A via fence, also called a picket fence, is a structure used in planar electronic circuit technologies to improve isolation between components which would otherwise be coupled by electromagnetic fields. It consists of a row of via holes which, if spaced close enough together, form a barrier to electromagnetic wave propagation of slab modes in the substrate. Additionally if radiation in the air above the board is also to be suppressed, then a strip pad with via fence allows a shielding can to be electrically attached to the top side, but electrically behave as if it continued through the PCB.

Planar transmission line Transmission lines with flat ribbon-like conducting or dielectric lines

Planar transmission lines are transmission lines with conductors, or in some cases dielectric (insulating) strips, that are flat, ribbon-shaped lines. They are used to interconnect components on printed circuits and integrated circuits working at microwave frequencies because the planar type fits in well with the manufacturing methods for these components. Transmission lines are more than simply interconnections. With simple interconnections, the propagation of the electromagnetic wave along the wire is fast enough to be considered instantaneous, and the voltages at each end of the wire can be considered identical. If the wire is longer than a large fraction of a wavelength, these assumptions are no longer true and transmission line theory must be used instead. With transmission lines, the geometry of the line is precisely controlled so that its electrical behaviour is highly predictable. At lower frequencies, these considerations are only necessary for the cables connecting different pieces of equipment, but at microwave frequencies the distance at which transmission line theory becomes necessary is measured in millimetres. Hence, transmission lines are needed within circuits.

Coplanar waveguide

Coplanar waveguide is a type of electrical planar transmission line which can be fabricated using printed circuit board technology, and is used to convey microwave-frequency signals. On a smaller scale, coplanar waveguide transmission lines are also built into monolithic microwave integrated circuits. Conventional coplanar waveguide (CPW) consists of a single conducting track printed onto a dielectric substrate, together with a pair of return conductors, one to either side of the track. All three conductors are on the same side of the substrate, and hence are coplanar. The return conductors are separated from the central track by a small gap, which has an unvarying width along the length of the line. Away from the cental conductor, the return conductors usually extend to an indefinite but large distance, so that each is notionally a semi-infinite plane.

Inverted-F antenna

An inverted-F antenna is a type of antenna used in wireless communication. It consists of a monopole antenna running parallel to a ground plane and grounded at one end. The antenna is fed from an intermediate point a distance from the grounded end. The design has two advantages over a simple monopole: the antenna is shorter and more compact, and the impedance matching can be controlled by the designer without the need for extraneous matching components.
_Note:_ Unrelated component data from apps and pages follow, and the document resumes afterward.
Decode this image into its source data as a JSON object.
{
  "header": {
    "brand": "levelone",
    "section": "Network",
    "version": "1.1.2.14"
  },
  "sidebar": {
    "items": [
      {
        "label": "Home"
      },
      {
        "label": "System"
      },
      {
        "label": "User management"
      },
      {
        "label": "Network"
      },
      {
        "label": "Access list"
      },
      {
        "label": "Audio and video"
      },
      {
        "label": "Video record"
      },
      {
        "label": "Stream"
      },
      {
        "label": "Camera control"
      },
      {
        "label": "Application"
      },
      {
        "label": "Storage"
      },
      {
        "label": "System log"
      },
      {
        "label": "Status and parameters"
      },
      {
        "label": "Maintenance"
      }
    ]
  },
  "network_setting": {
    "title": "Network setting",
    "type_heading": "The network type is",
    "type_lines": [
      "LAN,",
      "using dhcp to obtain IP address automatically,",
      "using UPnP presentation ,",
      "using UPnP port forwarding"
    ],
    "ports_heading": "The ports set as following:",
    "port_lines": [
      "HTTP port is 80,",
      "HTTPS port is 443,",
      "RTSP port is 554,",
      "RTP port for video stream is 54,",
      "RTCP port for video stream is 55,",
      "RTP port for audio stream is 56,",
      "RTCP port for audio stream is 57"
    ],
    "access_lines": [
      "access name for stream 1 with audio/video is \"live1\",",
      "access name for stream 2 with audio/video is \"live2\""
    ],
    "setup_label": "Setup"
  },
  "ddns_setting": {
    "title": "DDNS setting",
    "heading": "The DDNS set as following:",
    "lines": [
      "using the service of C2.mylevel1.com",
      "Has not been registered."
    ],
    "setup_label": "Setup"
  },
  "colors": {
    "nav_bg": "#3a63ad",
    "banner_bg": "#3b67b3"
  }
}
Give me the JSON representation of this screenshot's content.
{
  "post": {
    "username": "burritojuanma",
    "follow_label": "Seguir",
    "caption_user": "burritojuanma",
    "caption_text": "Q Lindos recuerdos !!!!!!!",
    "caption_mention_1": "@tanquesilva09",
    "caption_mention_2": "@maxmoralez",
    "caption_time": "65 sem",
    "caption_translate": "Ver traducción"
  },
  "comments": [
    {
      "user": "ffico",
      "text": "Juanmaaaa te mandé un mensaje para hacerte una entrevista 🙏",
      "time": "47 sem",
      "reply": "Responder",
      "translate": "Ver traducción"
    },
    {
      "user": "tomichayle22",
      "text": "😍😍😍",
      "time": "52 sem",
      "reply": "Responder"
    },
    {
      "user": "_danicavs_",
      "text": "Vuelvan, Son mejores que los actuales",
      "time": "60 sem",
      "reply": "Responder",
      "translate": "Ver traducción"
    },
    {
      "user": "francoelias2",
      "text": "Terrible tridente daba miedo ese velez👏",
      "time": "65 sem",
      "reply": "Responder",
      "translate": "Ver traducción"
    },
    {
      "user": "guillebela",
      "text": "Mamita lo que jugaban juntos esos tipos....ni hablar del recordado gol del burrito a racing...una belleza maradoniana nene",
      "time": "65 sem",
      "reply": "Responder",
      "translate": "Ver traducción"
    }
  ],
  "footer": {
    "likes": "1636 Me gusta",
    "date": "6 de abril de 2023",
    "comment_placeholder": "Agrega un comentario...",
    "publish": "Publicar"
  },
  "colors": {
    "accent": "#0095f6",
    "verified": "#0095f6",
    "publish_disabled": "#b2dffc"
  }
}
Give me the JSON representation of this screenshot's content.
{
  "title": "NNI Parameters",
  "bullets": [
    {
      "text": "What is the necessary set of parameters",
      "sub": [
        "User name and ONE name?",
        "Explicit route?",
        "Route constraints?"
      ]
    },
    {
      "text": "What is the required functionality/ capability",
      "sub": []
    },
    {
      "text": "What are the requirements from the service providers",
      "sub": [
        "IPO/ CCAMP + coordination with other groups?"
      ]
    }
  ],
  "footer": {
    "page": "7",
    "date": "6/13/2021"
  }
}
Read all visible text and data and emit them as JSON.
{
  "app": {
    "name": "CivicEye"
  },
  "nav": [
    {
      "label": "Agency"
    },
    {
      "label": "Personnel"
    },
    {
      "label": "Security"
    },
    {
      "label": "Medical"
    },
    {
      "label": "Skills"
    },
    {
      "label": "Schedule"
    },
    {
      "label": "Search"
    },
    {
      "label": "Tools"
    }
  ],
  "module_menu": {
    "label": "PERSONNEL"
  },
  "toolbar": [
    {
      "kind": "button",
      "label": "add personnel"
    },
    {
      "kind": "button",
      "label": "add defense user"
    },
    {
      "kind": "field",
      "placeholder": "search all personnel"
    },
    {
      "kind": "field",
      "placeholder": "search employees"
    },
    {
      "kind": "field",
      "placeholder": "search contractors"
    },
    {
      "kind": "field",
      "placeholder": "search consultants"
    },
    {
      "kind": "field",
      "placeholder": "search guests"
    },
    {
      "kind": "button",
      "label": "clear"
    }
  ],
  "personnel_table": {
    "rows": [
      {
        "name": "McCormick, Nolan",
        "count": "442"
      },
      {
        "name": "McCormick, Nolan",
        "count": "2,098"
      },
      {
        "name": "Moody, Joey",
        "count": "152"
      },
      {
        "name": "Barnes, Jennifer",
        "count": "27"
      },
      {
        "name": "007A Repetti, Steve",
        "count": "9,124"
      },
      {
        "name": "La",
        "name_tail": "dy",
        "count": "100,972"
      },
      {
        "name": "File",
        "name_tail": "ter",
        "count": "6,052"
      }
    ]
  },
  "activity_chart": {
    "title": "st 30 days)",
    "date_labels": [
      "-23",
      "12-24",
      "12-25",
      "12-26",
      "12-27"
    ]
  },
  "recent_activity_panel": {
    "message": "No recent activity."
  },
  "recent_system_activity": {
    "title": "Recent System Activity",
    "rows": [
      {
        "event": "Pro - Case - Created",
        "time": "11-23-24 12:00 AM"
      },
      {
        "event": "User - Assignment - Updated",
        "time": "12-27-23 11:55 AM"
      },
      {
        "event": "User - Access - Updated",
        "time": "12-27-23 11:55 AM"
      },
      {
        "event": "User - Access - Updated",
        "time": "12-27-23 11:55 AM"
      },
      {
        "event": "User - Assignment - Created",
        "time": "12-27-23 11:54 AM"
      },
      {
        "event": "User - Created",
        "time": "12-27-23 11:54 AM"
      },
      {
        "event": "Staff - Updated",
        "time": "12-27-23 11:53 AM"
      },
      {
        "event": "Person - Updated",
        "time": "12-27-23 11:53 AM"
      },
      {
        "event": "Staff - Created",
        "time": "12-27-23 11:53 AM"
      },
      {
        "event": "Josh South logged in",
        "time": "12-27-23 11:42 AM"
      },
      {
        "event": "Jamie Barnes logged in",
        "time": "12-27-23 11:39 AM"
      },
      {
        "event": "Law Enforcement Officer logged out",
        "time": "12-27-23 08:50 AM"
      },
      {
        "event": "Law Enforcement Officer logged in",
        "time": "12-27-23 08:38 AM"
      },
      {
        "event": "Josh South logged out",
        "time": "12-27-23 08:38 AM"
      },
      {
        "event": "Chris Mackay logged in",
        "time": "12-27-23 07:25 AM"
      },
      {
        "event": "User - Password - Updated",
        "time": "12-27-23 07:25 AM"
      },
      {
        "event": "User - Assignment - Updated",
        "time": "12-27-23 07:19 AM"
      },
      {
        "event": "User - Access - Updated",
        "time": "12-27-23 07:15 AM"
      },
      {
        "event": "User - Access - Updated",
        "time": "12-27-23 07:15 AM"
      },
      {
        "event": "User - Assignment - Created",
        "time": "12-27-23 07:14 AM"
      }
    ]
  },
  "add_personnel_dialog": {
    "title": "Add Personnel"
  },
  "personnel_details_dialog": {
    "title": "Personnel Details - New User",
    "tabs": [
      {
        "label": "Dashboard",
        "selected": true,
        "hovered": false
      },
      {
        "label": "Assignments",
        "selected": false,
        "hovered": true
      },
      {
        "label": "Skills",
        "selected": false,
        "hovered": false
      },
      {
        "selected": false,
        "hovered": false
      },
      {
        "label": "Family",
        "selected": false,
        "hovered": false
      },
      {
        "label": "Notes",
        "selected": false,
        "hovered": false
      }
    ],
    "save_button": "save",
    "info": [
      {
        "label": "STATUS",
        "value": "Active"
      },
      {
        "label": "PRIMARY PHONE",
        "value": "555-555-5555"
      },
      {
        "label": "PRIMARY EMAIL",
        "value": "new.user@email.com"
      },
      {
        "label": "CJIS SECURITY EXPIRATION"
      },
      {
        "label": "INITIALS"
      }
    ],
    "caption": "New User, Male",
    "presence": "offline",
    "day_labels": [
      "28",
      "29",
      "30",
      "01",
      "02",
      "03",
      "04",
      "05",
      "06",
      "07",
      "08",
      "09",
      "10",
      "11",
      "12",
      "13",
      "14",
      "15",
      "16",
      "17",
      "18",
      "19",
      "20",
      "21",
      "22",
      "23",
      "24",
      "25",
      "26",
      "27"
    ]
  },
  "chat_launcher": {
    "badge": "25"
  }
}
Air stripline is a form of electrical planar transmission line whereby a conductor in the form of a thin metal strip is suspended between two ground planes. The idea is to make the dielectric essentially air. Mechanical support of the line may be a thin substrate, periodical insulated supports, or the device connectors and other electrical items.

Distributed element circuit

Distributed element circuits are electrical circuits composed of lengths of transmission lines or other distributed components. These circuits perform the same functions as conventional circuits composed of passive components, such as capacitors, inductors, and transformers. They are used mostly at microwave frequencies, where conventional components are difficult to implement.

References

  1. Huurdeman, p. 54
  2. Huurdeman, p. 67

Bibliography